Stored data entries

========

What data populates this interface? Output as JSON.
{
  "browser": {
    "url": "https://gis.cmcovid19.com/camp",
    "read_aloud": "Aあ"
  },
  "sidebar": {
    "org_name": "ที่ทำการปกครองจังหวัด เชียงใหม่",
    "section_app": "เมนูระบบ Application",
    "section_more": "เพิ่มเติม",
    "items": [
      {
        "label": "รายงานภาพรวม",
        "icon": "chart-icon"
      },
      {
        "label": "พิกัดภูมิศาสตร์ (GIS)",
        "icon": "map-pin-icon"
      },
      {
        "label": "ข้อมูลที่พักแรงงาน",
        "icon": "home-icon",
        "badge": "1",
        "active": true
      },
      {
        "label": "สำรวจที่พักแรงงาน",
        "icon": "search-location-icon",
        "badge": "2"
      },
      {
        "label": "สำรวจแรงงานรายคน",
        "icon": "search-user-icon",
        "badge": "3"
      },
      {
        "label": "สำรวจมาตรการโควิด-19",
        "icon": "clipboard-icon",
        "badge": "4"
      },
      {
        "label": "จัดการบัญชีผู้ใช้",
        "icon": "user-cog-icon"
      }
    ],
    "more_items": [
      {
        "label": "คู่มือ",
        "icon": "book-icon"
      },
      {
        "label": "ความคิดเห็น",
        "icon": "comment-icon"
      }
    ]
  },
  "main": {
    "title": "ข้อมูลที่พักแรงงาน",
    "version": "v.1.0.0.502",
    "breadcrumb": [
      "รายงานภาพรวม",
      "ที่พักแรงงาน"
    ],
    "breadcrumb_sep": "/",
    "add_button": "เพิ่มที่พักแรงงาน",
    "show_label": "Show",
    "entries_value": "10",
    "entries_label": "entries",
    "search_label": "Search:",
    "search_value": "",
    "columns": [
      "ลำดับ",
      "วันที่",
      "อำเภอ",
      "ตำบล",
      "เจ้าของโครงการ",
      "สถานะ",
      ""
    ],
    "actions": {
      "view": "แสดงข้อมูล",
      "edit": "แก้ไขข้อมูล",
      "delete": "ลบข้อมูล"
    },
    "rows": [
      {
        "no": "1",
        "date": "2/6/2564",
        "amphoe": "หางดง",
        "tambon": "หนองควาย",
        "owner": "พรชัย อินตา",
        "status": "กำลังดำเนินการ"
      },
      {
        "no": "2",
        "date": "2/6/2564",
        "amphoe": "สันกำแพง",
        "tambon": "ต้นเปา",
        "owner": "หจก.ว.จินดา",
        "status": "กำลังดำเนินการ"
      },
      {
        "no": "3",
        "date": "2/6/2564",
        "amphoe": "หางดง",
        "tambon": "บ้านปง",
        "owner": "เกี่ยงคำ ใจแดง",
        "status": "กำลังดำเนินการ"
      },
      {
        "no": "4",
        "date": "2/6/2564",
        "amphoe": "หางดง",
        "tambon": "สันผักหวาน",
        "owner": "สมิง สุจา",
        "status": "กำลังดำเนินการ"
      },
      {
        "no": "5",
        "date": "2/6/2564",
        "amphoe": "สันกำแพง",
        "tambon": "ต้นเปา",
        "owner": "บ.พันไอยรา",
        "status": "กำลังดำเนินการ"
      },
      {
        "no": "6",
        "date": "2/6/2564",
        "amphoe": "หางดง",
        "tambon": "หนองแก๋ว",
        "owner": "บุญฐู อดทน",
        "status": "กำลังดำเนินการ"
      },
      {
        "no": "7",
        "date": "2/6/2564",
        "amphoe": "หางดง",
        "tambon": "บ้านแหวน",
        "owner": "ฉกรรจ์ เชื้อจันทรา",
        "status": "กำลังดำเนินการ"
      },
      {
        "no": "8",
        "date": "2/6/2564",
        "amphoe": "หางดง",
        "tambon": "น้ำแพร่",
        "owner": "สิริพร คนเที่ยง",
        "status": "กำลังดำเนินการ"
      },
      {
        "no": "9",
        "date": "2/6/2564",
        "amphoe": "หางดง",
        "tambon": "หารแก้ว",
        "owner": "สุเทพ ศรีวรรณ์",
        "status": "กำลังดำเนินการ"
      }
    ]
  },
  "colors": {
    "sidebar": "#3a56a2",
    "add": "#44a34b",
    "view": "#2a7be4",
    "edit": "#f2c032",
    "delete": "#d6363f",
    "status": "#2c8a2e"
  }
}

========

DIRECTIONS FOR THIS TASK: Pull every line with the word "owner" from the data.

PROBLEM SOLUTION:
        "owner": "พรชัย อินตา",
        "owner": "หจก.ว.จินดา",
        "owner": "เกี่ยงคำ ใจแดง",
        "owner": "สมิง สุจา",
        "owner": "บ.พันไอยรา",
        "owner": "บุญฐู อดทน",
        "owner": "ฉกรรจ์ เชื้อจันทรา",
        "owner": "สิริพร คนเที่ยง",
        "owner": "สุเทพ ศรีวรรณ์",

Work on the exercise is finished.